How to choose the right Halong Bay cruise?
Good question; there are hundreds to choose from. All I knew was that I didn’t want the ultimate booze cruise and I didn’t want to spend a fortune. While reading blogs and forums online, I stumbled across www.bestpricevn.com which is an aggregator for a variety of tours in Vietnam. Simply select Halong Bay, insert your dates and you’ll get dozens of results. After that it’s a case of opening a bunch of tabs and comparing the offering. Honestly, my guess is that they are very similar, however we ended up settling on Oriental Sales given the itinerary and variety of on-board activities. Now that the cruise is over, I can highly recommend this company as they made our trip very memorable.

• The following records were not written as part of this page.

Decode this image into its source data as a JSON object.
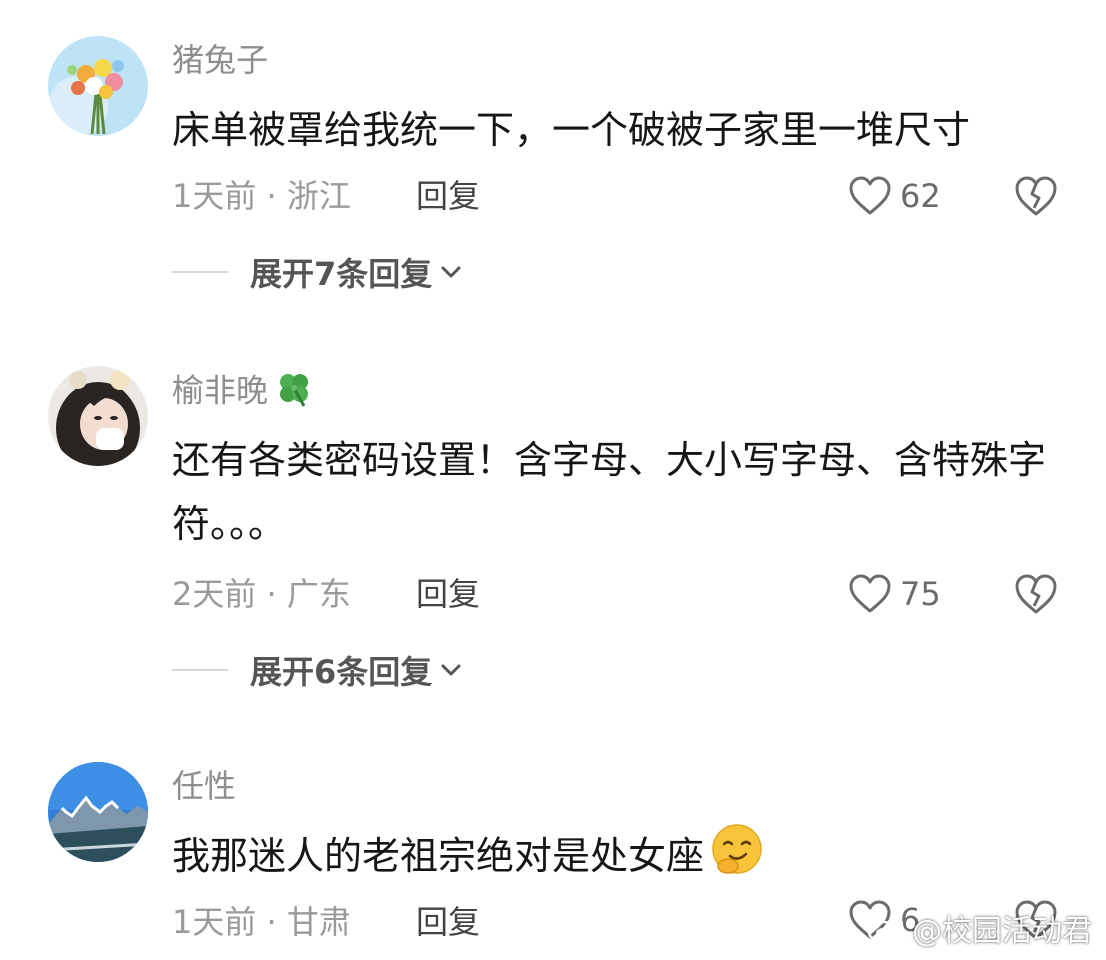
{
  "comments": [
    {
      "username": "猪兔子",
      "text": "床单被罩给我统一下，一个破被子家里一堆尺寸",
      "time_location": "1天前 · 浙江",
      "reply_label": "回复",
      "likes": "62",
      "expand_label": "展开7条回复",
      "avatar_icon": "flower-bouquet-avatar"
    },
    {
      "username": "榆非晚",
      "badge_icon": "four-leaf-clover-icon",
      "text": "还有各类密码设置！含字母、大小写字母、含特殊字符。。。",
      "time_location": "2天前 · 广东",
      "reply_label": "回复",
      "likes": "75",
      "expand_label": "展开6条回复",
      "avatar_icon": "girl-portrait-avatar"
    },
    {
      "username": "任性",
      "text": "我那迷人的老祖宗绝对是处女座",
      "emoji_icon": "smirking-face-emoji",
      "time_location": "1天前 · 甘肃",
      "reply_label": "回复",
      "likes": "6",
      "avatar_icon": "mountain-landscape-avatar"
    }
  ],
  "watermark": "@校园活动君",
  "colors": {
    "meta_gray": "#9a9a9a",
    "username_gray": "#8e8e8e",
    "text_dark": "#161616",
    "divider": "#d8d8d8"
  }
}
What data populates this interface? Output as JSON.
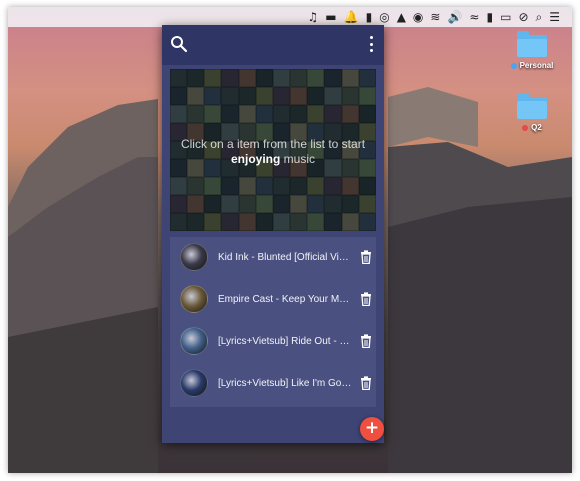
{
  "menubar": {
    "icons": [
      "music-icon",
      "folder-icon",
      "bell-icon",
      "truck-icon",
      "glasses-icon",
      "hat-icon",
      "disk-icon",
      "wifi-broadcast-icon",
      "volume-icon",
      "wifi-icon",
      "flag-fr-icon",
      "battery-icon",
      "compass-icon",
      "spotlight-icon",
      "notification-list-icon"
    ],
    "glyphs": [
      "♫",
      "▬",
      "🔔",
      "▮",
      "◎",
      "▲",
      "◉",
      "≋",
      "🔊",
      "≈",
      "▮",
      "▭",
      "⊘",
      "⌕",
      "☰"
    ]
  },
  "desktop": {
    "items": [
      {
        "label": "Personal",
        "tag_color": "#4aa3f0"
      },
      {
        "label": "Q2",
        "tag_color": "#e34b4b"
      }
    ]
  },
  "app": {
    "hint_line1": "Click on a item from the list to start",
    "hint_bold": "enjoying",
    "hint_rest": "music",
    "tracks": [
      {
        "title": "Kid Ink - Blunted [Official Vi…",
        "thumb_color": "#3a3a4a"
      },
      {
        "title": "Empire Cast - Keep Your M…",
        "thumb_color": "#6b5a3a"
      },
      {
        "title": "[Lyrics+Vietsub] Ride Out - …",
        "thumb_color": "#41608a"
      },
      {
        "title": "[Lyrics+Vietsub] Like I'm Go…",
        "thumb_color": "#2a3a6a"
      }
    ],
    "fab_label": "+",
    "colors": {
      "panel": "#3e4473",
      "header": "#2f3565",
      "list": "#4a5180",
      "fab": "#ef4f3f"
    }
  }
}
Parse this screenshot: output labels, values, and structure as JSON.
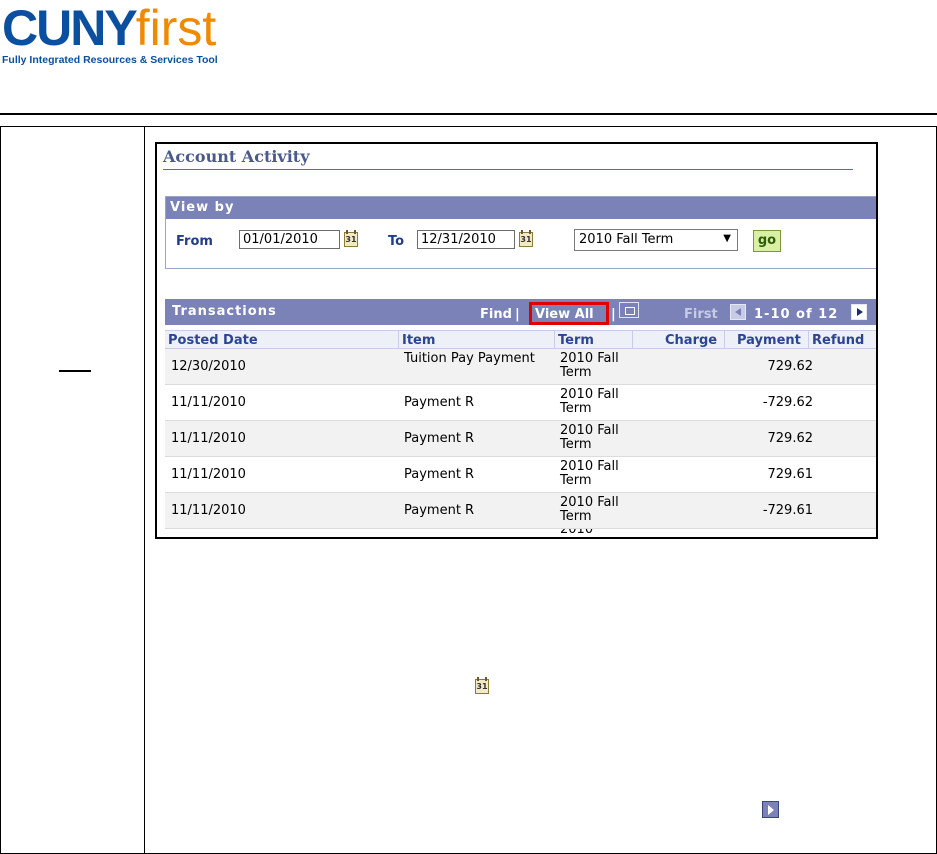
{
  "logo": {
    "cuny": "CUNY",
    "first": "first",
    "tagline": "Fully Integrated Resources & Services Tool"
  },
  "account_activity": {
    "title": "Account Activity",
    "view_by": {
      "header": "View by",
      "from_label": "From",
      "from_value": "01/01/2010",
      "to_label": "To",
      "to_value": "12/31/2010",
      "term_selected": "2010 Fall Term",
      "go_label": "go",
      "calendar_glyph": "31"
    },
    "transactions": {
      "title": "Transactions",
      "find": "Find",
      "view_all": "View All",
      "sep": "|",
      "first": "First",
      "range": "1-10 of 12",
      "columns": [
        "Posted Date",
        "Item",
        "Term",
        "Charge",
        "Payment",
        "Refund"
      ],
      "rows": [
        {
          "date": "12/30/2010",
          "item": "Tuition Pay Payment",
          "term": "2010 Fall Term",
          "charge": "",
          "payment": "729.62",
          "refund": ""
        },
        {
          "date": "11/11/2010",
          "item": "Payment R",
          "term": "2010 Fall Term",
          "charge": "",
          "payment": "-729.62",
          "refund": ""
        },
        {
          "date": "11/11/2010",
          "item": "Payment R",
          "term": "2010 Fall Term",
          "charge": "",
          "payment": "729.62",
          "refund": ""
        },
        {
          "date": "11/11/2010",
          "item": "Payment R",
          "term": "2010 Fall Term",
          "charge": "",
          "payment": "729.61",
          "refund": ""
        },
        {
          "date": "11/11/2010",
          "item": "Payment R",
          "term": "2010 Fall Term",
          "charge": "",
          "payment": "-729.61",
          "refund": ""
        }
      ],
      "partial_row_term": "2010"
    }
  },
  "icons": {
    "calendar": "calendar-icon",
    "next": "next-arrow-icon",
    "prev": "prev-arrow-icon",
    "popout": "popout-icon"
  },
  "colors": {
    "header_bar": "#7a82b8",
    "view_all_highlight": "#e00000",
    "cuny_blue": "#0b4fa0",
    "first_orange": "#f08a00"
  }
}
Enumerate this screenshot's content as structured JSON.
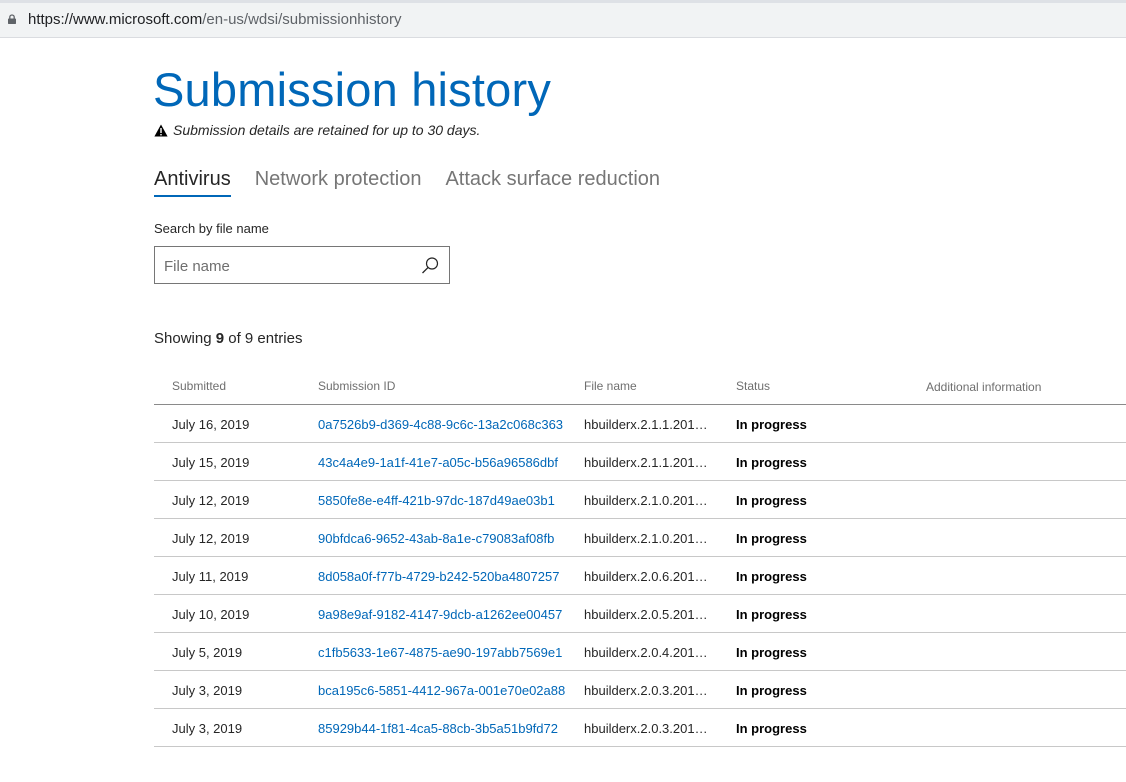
{
  "browser": {
    "url_host": "https://www.microsoft.com",
    "url_path": "/en-us/wdsi/submissionhistory"
  },
  "page": {
    "title": "Submission history",
    "notice": "Submission details are retained for up to 30 days."
  },
  "tabs": [
    {
      "label": "Antivirus",
      "active": true
    },
    {
      "label": "Network protection",
      "active": false
    },
    {
      "label": "Attack surface reduction",
      "active": false
    }
  ],
  "search": {
    "label": "Search by file name",
    "placeholder": "File name",
    "value": ""
  },
  "summary": {
    "prefix": "Showing",
    "shown": "9",
    "middle": "of 9 entries"
  },
  "table": {
    "columns": [
      "Submitted",
      "Submission ID",
      "File name",
      "Status",
      "Additional information"
    ],
    "rows": [
      {
        "submitted": "July 16, 2019",
        "id": "0a7526b9-d369-4c88-9c6c-13a2c068c363",
        "file": "hbuilderx.2.1.1.2019...",
        "status": "In progress",
        "info": ""
      },
      {
        "submitted": "July 15, 2019",
        "id": "43c4a4e9-1a1f-41e7-a05c-b56a96586dbf",
        "file": "hbuilderx.2.1.1.2019...",
        "status": "In progress",
        "info": ""
      },
      {
        "submitted": "July 12, 2019",
        "id": "5850fe8e-e4ff-421b-97dc-187d49ae03b1",
        "file": "hbuilderx.2.1.0.2019...",
        "status": "In progress",
        "info": ""
      },
      {
        "submitted": "July 12, 2019",
        "id": "90bfdca6-9652-43ab-8a1e-c79083af08fb",
        "file": "hbuilderx.2.1.0.2019...",
        "status": "In progress",
        "info": ""
      },
      {
        "submitted": "July 11, 2019",
        "id": "8d058a0f-f77b-4729-b242-520ba4807257",
        "file": "hbuilderx.2.0.6.2019...",
        "status": "In progress",
        "info": ""
      },
      {
        "submitted": "July 10, 2019",
        "id": "9a98e9af-9182-4147-9dcb-a1262ee00457",
        "file": "hbuilderx.2.0.5.2019...",
        "status": "In progress",
        "info": ""
      },
      {
        "submitted": "July 5, 2019",
        "id": "c1fb5633-1e67-4875-ae90-197abb7569e1",
        "file": "hbuilderx.2.0.4.2019...",
        "status": "In progress",
        "info": ""
      },
      {
        "submitted": "July 3, 2019",
        "id": "bca195c6-5851-4412-967a-001e70e02a88",
        "file": "hbuilderx.2.0.3.2019...",
        "status": "In progress",
        "info": ""
      },
      {
        "submitted": "July 3, 2019",
        "id": "85929b44-1f81-4ca5-88cb-3b5a51b9fd72",
        "file": "hbuilderx.2.0.3.2019...",
        "status": "In progress",
        "info": ""
      }
    ]
  },
  "colors": {
    "accent": "#0067b8",
    "text": "#262626",
    "muted": "#767676"
  }
}
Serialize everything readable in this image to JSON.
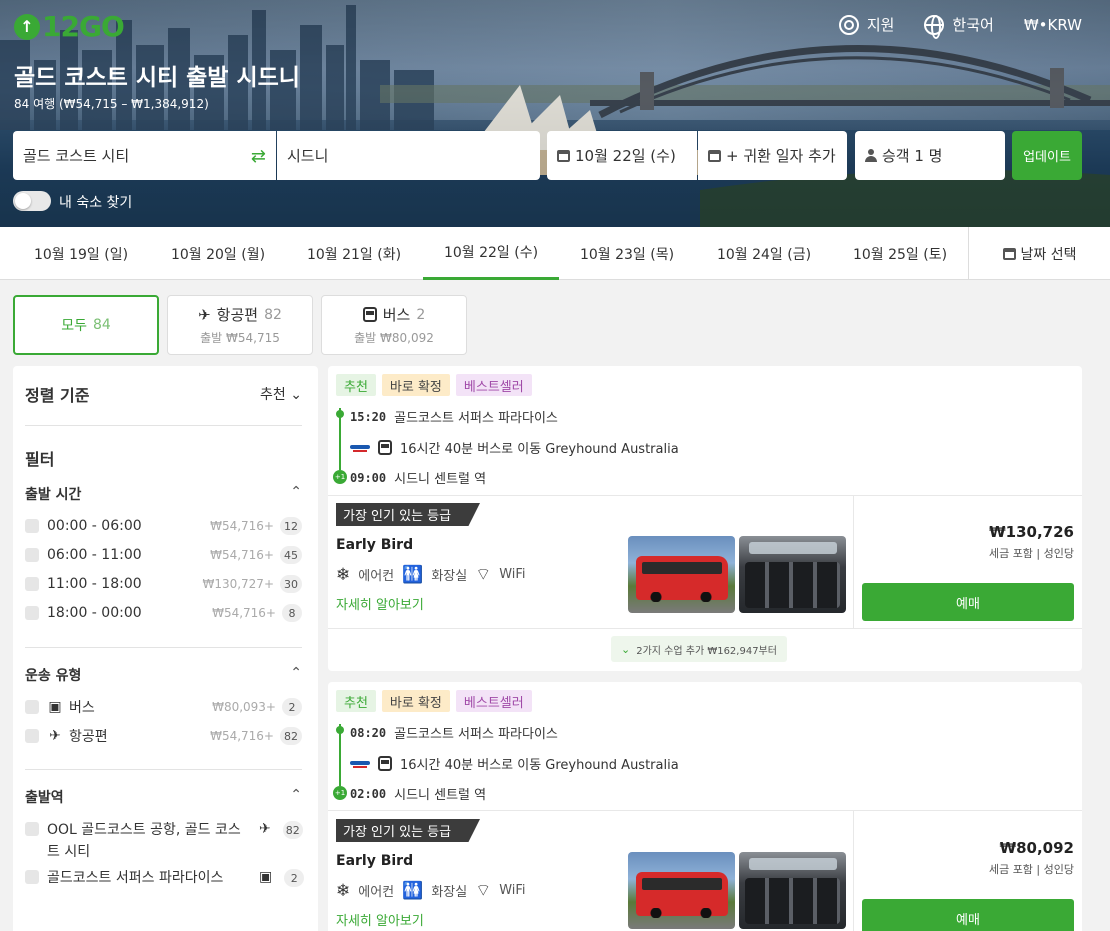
{
  "app": {
    "logo": "12GO"
  },
  "nav": {
    "support": "지원",
    "language": "한국어",
    "currency": "₩•KRW"
  },
  "hero": {
    "title": "골드 코스트 시티 출발 시드니",
    "subtitle": "84 여행 (₩54,715 – ₩1,384,912)"
  },
  "search": {
    "from": "골드 코스트 시티",
    "to": "시드니",
    "date": "10월 22일 (수)",
    "return": "+ 귀환 일자 추가",
    "passengers": "승객 1 명",
    "update": "업데이트",
    "toggle_label": "내 숙소 찾기"
  },
  "dates": [
    {
      "label": "10월 19일 (일)"
    },
    {
      "label": "10월 20일 (월)"
    },
    {
      "label": "10월 21일 (화)"
    },
    {
      "label": "10월 22일 (수)",
      "active": true
    },
    {
      "label": "10월 23일 (목)"
    },
    {
      "label": "10월 24일 (금)"
    },
    {
      "label": "10월 25일 (토)"
    }
  ],
  "date_pick": "날짜 선택",
  "modes": {
    "all": {
      "label": "모두",
      "count": "84"
    },
    "air": {
      "label": "항공편",
      "count": "82",
      "from": "출발 ₩54,715"
    },
    "bus": {
      "label": "버스",
      "count": "2",
      "from": "출발 ₩80,092"
    }
  },
  "sidebar": {
    "sort_label": "정렬 기준",
    "sort_value": "추천",
    "filter_label": "필터",
    "departure_time": {
      "title": "출발 시간",
      "items": [
        {
          "label": "00:00 - 06:00",
          "price": "₩54,716+",
          "count": "12"
        },
        {
          "label": "06:00 - 11:00",
          "price": "₩54,716+",
          "count": "45"
        },
        {
          "label": "11:00 - 18:00",
          "price": "₩130,727+",
          "count": "30"
        },
        {
          "label": "18:00 - 00:00",
          "price": "₩54,716+",
          "count": "8"
        }
      ]
    },
    "transport_type": {
      "title": "운송 유형",
      "items": [
        {
          "label": "버스",
          "price": "₩80,093+",
          "count": "2"
        },
        {
          "label": "항공편",
          "price": "₩54,716+",
          "count": "82"
        }
      ]
    },
    "departure_station": {
      "title": "출발역",
      "items": [
        {
          "label": "OOL 골드코스트 공항, 골드 코스트 시티",
          "count": "82"
        },
        {
          "label": "골드코스트 서퍼스 파라다이스",
          "count": "2"
        }
      ]
    }
  },
  "results": [
    {
      "badges": [
        "추천",
        "바로 확정",
        "베스트셀러"
      ],
      "dep_time": "15:20",
      "dep_station": "골드코스트 서퍼스 파라다이스",
      "duration": "16시간 40분 버스로 이동 Greyhound Australia",
      "arr_time": "09:00",
      "arr_station": "시드니 센트럴 역",
      "next_day": "+1",
      "class_tag": "가장 인기 있는 등급",
      "fare_name": "Early Bird",
      "amenities": [
        "에어컨",
        "화장실",
        "WiFi"
      ],
      "learn_more": "자세히 알아보기",
      "price": "₩130,726",
      "price_note": "세금 포함 | 성인당",
      "book": "예매",
      "more": "2가지 수업 추가 ₩162,947부터"
    },
    {
      "badges": [
        "추천",
        "바로 확정",
        "베스트셀러"
      ],
      "dep_time": "08:20",
      "dep_station": "골드코스트 서퍼스 파라다이스",
      "duration": "16시간 40분 버스로 이동 Greyhound Australia",
      "arr_time": "02:00",
      "arr_station": "시드니 센트럴 역",
      "next_day": "+1",
      "class_tag": "가장 인기 있는 등급",
      "fare_name": "Early Bird",
      "amenities": [
        "에어컨",
        "화장실",
        "WiFi"
      ],
      "learn_more": "자세히 알아보기",
      "price": "₩80,092",
      "price_note": "세금 포함 | 성인당",
      "book": "예매"
    }
  ]
}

Pick- up is at your hotel (if you stay in the Old Quarter only, which I highly suggest) and you embark on the 4 hour bus ride to Halong Bay. Once you arrive, a smallish boat transfers you to your ‘cruise ship’ where you will spend the night. I was happy to discover that we had a relatively small group of 15 people, hence our boat was quite small and quaint. We had our own nicely decorated private cabin with an en-suite bathroom and the bed was more comfortable than any of the hotels we’d stayed at so far. Although it’s not even high season, the port was packed with boats and bus loads of tourists but I was pleased to discover that we weren’t all following the exact same route. They seem to have it quite well planned out so that we’re not all in one place at the same time.
Our trip then consisted of us cruising along the bay and having lunch until we got to the Vung Vieng floating fisherman’s Village. Unfortunately kayaking has now been banned, so you are put into smaller rowing boats each carrying around 6 people and the fishermen take you on a scenic tour of their village and area of the Bay. It’s really fascinating to see how they live, on their minuscule floating houses, probably a family or four or so plus their dog. As our guide himself pointed out, that is their reality, they will never see anything else and their kids will grow up to be fishermen just like their fathers.
One of the most interesting parts of the cruise was the visit to an oyster farm, where we were shown how they farm for pearls, a process completely alien to me. Of course in nature some oysters can produce pearls, however it is rare and can take years, hence the Japanese invented a technique that the Vietnamese use as well: from the shell of a specific oyster from Mississippi, they create a small core of mother of pearl and they implant it into the ‘uterus’ (gonad) of a young oyster. 18 months later, around 30% of the oysters will have produced a pearl, out of which only around 2% are grade A (the best, with no imperfections, perfect colour, shine and shape) about 10% grade B and the rest grade C. So basically they artificially inseminate these oysters to speed up a process that in nature takes years and increase the success factor. We even got to witness one of the guys open one of the oysters that were ready and once he cut into it, surely enough there it was: a beautiful pearl! Still, you probably won’t want to spoil yourself at the gift shop since even one small pearl on a necklace is around £35.
The rest of the evening consisted in a brief traditional spring roll cooking class, a delicious dinner, interesting conversation with our fellow travellers, some cheeky drinks (not included) and even squid fishing once the sun had gone down. I managed to catch two which I found very satisfying and equally surreal to see them squirt ink everywhere as you caught them.
What I loved was that throughout the cruise our guide Tommy gave us plenty of background on what we were seeing and doing, as well as a very interesting debrief of the history of Vietnam, especially pre and post communist era. He is also a hilarious guy with an awesome sense of humour which just added to the fun. It would have maybe been fun to be with a slightly younger crowd, but the people were still lovely and it was great to get to know the different nationalities and opinions on current hot topics.
The following day, as we made our way back to shore, we stopped to visit a cave and have a little explore of a couple of beaches. Shame the weather never really got its act together for us, but we still had a lovely time.
Overall, I’d definitely recommend Oriental Sails for the Halong Bay cruise as our experience was great. We paid $110 each and left feeling like we’d gotten a very good deal for that money. Don’t listen to the people who say that it’s now become too touristy because it would be very sad to miss such a spectacular place if you’re in Northern Vietnam!